TIP: Norwegians rarely eat out! In fact, they mainly eat bread, cheese and meat from the store, pizza, homemade tacos and kebabs. So don't feel like you're missing out if you're not eating out!
---Walk up to viewpoints like Mount Fløyen, Bergen instead of using the tram
---Opt for free activities like hiking, parks and sculpture parks
TIP: Since you're already in Europe, why not combine your trip with another fascinating but less expensive country like Hungary or Poland?
So my advice on the cost of going to Norway, and if the cost is worth it?
Yes, it's absolutely worth the cost to visit Norway! See this stunning country.
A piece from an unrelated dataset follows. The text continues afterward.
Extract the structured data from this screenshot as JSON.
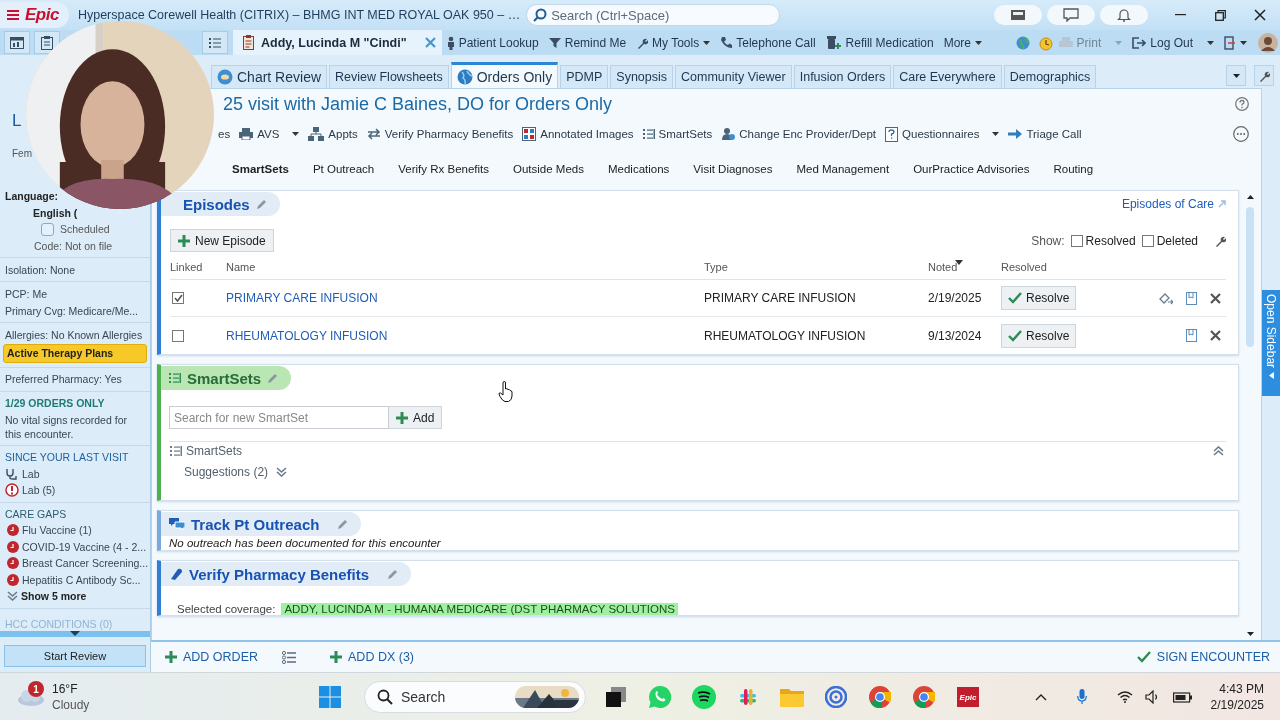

Stand in awe of the fjords. Hike amongst the trees and spacious sky. Explore the majestic lands.
The people I met here are some of the nicest I've come across! Plus they speak perfect English making it really easy to get around and get advice from locals!
It is going to be more expensive than a trip to Belize or Greece, but I promise you, you will not regret it.
Contact us to plan your trip to Norway. You deserve a personalized and stress free trip.